**Problem details**
Each record must be reproduced exactly as it is shown.

[Excerpts from an interface dataset]

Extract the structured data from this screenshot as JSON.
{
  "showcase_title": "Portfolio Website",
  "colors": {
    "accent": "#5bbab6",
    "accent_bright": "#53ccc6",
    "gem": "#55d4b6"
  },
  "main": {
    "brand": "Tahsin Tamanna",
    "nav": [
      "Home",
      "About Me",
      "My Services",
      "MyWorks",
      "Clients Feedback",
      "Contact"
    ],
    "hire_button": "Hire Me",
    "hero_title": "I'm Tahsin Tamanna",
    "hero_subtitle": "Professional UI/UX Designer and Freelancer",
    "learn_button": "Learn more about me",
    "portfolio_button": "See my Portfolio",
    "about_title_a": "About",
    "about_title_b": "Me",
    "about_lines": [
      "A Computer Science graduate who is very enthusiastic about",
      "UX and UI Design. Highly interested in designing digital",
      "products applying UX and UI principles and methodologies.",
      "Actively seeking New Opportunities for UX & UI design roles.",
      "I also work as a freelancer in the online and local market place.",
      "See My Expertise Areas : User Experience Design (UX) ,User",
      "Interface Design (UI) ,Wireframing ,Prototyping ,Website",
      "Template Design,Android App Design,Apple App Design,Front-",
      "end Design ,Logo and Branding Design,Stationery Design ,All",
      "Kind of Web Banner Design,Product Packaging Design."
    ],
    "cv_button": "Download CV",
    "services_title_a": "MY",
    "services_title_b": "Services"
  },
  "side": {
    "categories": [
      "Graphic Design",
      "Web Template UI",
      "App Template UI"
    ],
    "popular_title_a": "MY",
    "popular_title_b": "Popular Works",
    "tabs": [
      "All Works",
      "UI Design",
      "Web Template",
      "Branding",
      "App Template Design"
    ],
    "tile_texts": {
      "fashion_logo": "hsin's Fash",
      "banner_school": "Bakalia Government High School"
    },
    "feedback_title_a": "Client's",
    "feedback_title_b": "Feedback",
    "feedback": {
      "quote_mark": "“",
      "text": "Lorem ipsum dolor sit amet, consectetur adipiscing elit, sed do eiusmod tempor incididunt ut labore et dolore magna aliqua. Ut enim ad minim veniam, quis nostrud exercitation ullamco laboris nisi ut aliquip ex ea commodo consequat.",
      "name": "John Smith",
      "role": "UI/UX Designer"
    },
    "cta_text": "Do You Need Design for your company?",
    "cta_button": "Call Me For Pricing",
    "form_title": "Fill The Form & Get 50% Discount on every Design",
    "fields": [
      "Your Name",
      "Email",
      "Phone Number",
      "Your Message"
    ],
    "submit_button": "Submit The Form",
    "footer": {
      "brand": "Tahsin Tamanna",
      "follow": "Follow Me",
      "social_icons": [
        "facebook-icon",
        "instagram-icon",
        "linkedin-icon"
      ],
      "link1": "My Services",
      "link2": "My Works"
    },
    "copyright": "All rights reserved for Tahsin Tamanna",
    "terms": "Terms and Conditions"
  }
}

**Problem solution**
Extract the structured data from this screenshot as JSON.
{
  "showcase_title": "Portfolio Website",
  "colors": {
    "accent": "#5bbab6",
    "accent_bright": "#53ccc6",
    "gem": "#55d4b6"
  },
  "main": {
    "brand": "Tahsin Tamanna",
    "nav": [
      "Home",
      "About Me",
      "My Services",
      "MyWorks",
      "Clients Feedback",
      "Contact"
    ],
    "hire_button": "Hire Me",
    "hero_title": "I'm Tahsin Tamanna",
    "hero_subtitle": "Professional UI/UX Designer and Freelancer",
    "learn_button": "Learn more about me",
    "portfolio_button": "See my Portfolio",
    "about_title_a": "About",
    "about_title_b": "Me",
    "about_lines": [
      "A Computer Science graduate who is very enthusiastic about",
      "UX and UI Design. Highly interested in designing digital",
      "products applying UX and UI principles and methodologies.",
      "Actively seeking New Opportunities for UX & UI design roles.",
      "I also work as a freelancer in the online and local market place.",
      "See My Expertise Areas : User Experience Design (UX) ,User",
      "Interface Design (UI) ,Wireframing ,Prototyping ,Website",
      "Template Design,Android App Design,Apple App Design,Front-",
      "end Design ,Logo and Branding Design,Stationery Design ,All",
      "Kind of Web Banner Design,Product Packaging Design."
    ],
    "cv_button": "Download CV",
    "services_title_a": "MY",
    "services_title_b": "Services"
  },
  "side": {
    "categories": [
      "Graphic Design",
      "Web Template UI",
      "App Template UI"
    ],
    "popular_title_a": "MY",
    "popular_title_b": "Popular Works",
    "tabs": [
      "All Works",
      "UI Design",
      "Web Template",
      "Branding",
      "App Template Design"
    ],
    "tile_texts": {
      "fashion_logo": "hsin's Fash",
      "banner_school": "Bakalia Government High School"
    },
    "feedback_title_a": "Client's",
    "feedback_title_b": "Feedback",
    "feedback": {
      "quote_mark": "“",
      "text": "Lorem ipsum dolor sit amet, consectetur adipiscing elit, sed do eiusmod tempor incididunt ut labore et dolore magna aliqua. Ut enim ad minim veniam, quis nostrud exercitation ullamco laboris nisi ut aliquip ex ea commodo consequat.",
      "name": "John Smith",
      "role": "UI/UX Designer"
    },
    "cta_text": "Do You Need Design for your company?",
    "cta_button": "Call Me For Pricing",
    "form_title": "Fill The Form & Get 50% Discount on every Design",
    "fields": [
      "Your Name",
      "Email",
      "Phone Number",
      "Your Message"
    ],
    "submit_button": "Submit The Form",
    "footer": {
      "brand": "Tahsin Tamanna",
      "follow": "Follow Me",
      "social_icons": [
        "facebook-icon",
        "instagram-icon",
        "linkedin-icon"
      ],
      "link1": "My Services",
      "link2": "My Works"
    },
    "copyright": "All rights reserved for Tahsin Tamanna",
    "terms": "Terms and Conditions"
  }
}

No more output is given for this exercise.